Please count the lines in the records below that include the word "used" and report only the total.

Content starts

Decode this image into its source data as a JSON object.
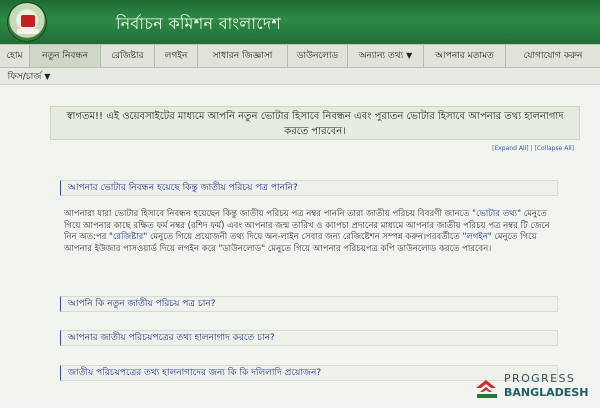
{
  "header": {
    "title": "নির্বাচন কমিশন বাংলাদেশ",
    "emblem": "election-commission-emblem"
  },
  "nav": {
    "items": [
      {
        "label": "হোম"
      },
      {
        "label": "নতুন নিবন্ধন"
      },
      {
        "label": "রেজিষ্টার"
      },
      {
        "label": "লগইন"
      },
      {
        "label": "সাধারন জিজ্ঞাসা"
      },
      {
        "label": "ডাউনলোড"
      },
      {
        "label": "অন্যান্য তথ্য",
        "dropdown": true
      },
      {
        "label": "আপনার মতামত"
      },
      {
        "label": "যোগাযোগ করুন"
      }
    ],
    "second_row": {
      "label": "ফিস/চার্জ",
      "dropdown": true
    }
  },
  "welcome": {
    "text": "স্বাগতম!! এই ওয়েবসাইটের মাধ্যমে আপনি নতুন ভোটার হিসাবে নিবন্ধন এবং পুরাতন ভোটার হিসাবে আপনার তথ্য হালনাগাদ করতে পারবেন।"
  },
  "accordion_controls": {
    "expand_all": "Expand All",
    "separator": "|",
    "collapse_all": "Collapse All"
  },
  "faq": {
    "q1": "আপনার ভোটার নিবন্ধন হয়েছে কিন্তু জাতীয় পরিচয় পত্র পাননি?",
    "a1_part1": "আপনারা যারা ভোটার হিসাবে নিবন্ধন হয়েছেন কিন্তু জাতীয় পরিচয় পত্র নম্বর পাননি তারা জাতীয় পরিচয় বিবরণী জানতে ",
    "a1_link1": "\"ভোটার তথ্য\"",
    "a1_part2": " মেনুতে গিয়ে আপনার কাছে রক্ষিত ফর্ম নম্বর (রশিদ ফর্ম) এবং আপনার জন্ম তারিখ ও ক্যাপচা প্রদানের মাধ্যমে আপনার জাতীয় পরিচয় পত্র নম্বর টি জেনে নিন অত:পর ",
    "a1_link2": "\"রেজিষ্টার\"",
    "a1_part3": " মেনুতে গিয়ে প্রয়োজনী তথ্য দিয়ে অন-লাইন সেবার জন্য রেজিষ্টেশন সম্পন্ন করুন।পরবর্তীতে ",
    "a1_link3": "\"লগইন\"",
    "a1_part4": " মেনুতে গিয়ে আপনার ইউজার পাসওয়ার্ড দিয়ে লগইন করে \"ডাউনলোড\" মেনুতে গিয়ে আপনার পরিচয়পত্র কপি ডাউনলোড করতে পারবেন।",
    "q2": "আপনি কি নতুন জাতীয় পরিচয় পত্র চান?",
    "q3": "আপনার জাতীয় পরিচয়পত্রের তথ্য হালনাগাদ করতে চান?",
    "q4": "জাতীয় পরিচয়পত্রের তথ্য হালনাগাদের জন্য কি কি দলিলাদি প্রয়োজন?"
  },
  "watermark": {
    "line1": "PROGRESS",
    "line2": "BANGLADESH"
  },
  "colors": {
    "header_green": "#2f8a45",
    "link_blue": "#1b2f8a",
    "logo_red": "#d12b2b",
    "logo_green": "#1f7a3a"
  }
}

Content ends
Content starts

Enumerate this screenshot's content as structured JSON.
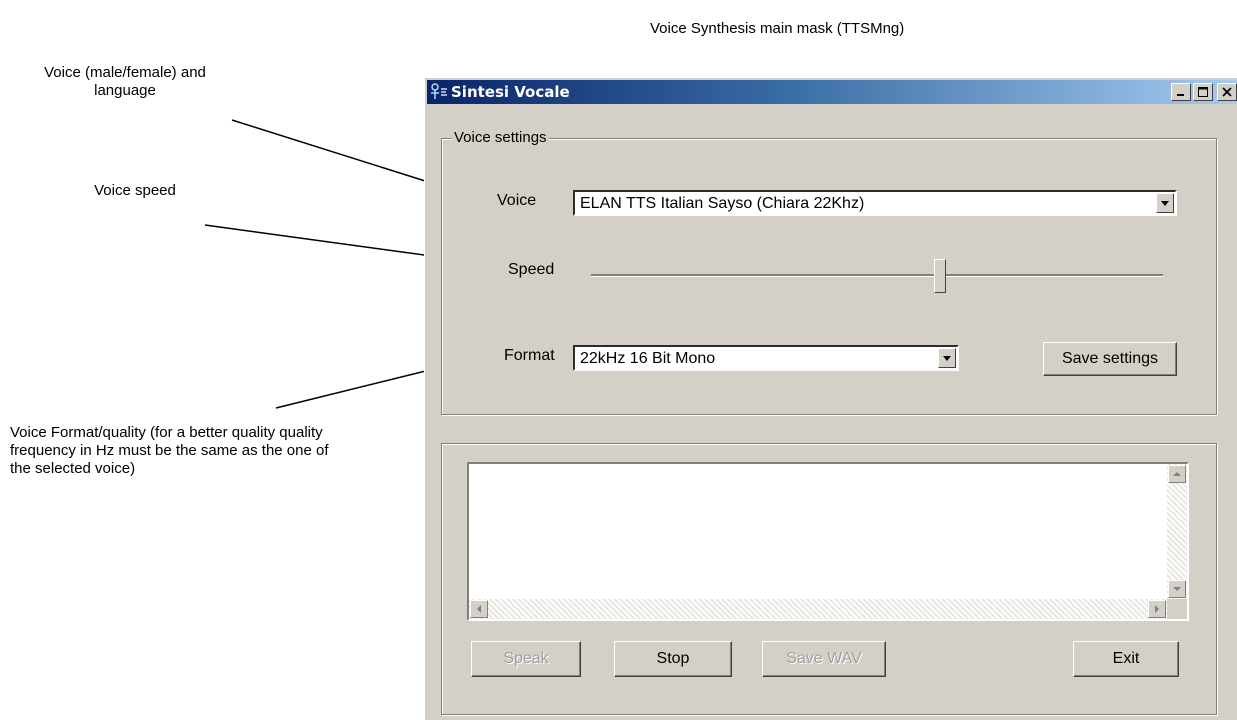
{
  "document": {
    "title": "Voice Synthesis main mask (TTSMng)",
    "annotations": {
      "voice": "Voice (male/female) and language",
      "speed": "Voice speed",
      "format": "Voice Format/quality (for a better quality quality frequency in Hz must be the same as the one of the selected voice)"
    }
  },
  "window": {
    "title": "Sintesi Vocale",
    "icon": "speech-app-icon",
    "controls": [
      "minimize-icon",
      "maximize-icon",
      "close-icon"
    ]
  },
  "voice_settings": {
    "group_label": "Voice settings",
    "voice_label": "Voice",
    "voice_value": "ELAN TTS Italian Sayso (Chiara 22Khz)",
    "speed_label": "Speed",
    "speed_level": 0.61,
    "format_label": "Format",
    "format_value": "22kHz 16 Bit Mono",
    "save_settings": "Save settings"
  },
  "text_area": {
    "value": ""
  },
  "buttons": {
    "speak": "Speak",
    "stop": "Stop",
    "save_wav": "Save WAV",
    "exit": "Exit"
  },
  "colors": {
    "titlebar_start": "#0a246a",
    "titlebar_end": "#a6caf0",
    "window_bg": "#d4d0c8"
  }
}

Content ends
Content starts

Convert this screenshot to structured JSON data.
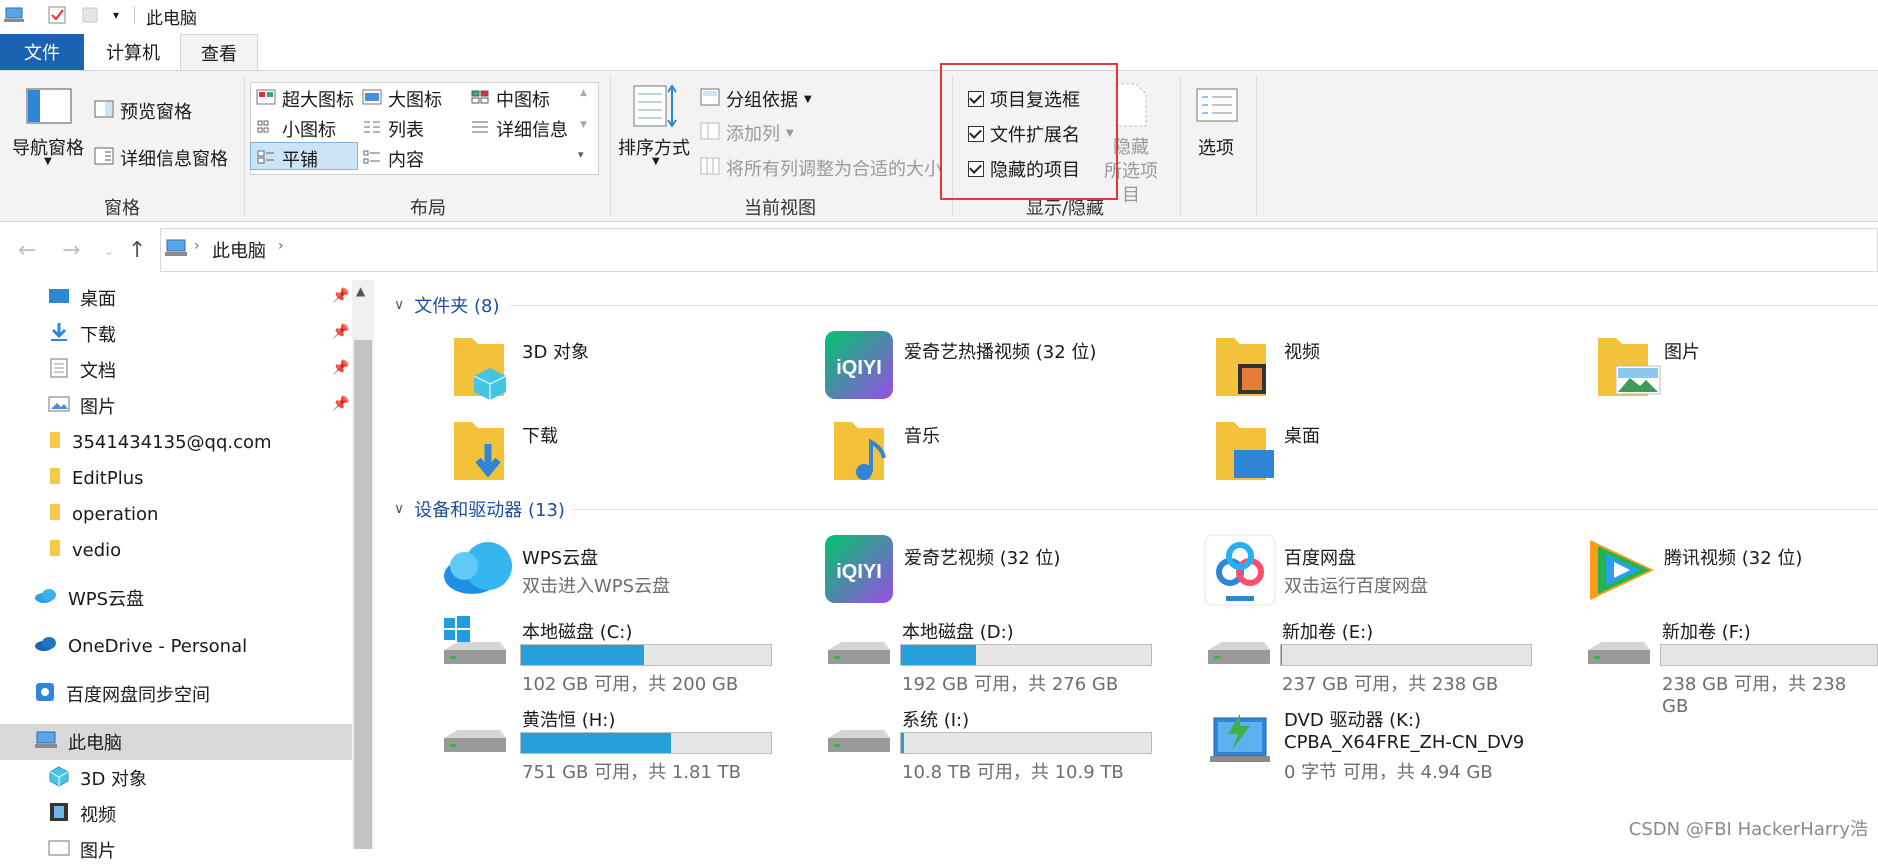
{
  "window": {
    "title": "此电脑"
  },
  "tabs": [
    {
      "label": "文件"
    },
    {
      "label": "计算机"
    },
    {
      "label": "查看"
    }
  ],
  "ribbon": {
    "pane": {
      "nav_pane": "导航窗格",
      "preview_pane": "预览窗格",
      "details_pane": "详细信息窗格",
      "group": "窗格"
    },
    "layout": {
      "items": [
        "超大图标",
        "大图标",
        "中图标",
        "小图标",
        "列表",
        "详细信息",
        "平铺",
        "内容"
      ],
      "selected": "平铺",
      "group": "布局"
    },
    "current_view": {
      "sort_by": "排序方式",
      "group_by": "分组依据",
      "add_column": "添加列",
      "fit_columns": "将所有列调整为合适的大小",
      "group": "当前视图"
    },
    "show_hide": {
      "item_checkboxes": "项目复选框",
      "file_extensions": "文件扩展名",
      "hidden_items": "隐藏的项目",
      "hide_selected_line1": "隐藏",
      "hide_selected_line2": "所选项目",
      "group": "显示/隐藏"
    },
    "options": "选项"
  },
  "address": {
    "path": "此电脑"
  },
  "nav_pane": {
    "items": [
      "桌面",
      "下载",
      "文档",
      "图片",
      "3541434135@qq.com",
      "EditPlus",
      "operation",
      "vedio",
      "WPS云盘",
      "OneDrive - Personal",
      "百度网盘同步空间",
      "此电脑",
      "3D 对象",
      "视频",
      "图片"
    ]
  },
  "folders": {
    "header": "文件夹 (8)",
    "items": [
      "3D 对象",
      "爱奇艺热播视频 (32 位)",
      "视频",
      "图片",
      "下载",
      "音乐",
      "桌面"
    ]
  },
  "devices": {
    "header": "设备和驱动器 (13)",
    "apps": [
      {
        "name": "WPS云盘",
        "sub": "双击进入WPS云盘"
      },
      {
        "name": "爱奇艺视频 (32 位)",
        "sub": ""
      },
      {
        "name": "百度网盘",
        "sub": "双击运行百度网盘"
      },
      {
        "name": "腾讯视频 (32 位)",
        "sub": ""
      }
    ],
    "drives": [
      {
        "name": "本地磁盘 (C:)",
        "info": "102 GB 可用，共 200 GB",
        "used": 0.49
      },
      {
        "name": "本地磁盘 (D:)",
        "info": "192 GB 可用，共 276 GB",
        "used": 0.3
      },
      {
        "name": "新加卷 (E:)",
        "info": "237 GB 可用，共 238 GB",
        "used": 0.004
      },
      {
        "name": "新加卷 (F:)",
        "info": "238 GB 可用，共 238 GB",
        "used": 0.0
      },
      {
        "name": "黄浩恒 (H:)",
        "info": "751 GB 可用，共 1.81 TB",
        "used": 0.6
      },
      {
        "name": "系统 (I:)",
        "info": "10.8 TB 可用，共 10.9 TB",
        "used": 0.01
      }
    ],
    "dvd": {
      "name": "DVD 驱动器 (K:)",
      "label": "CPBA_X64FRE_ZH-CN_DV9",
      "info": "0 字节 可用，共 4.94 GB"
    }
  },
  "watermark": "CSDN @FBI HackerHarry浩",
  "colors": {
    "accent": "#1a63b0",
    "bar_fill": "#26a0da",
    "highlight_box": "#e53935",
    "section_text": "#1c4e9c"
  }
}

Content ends

▶ RESPONSE AREA
6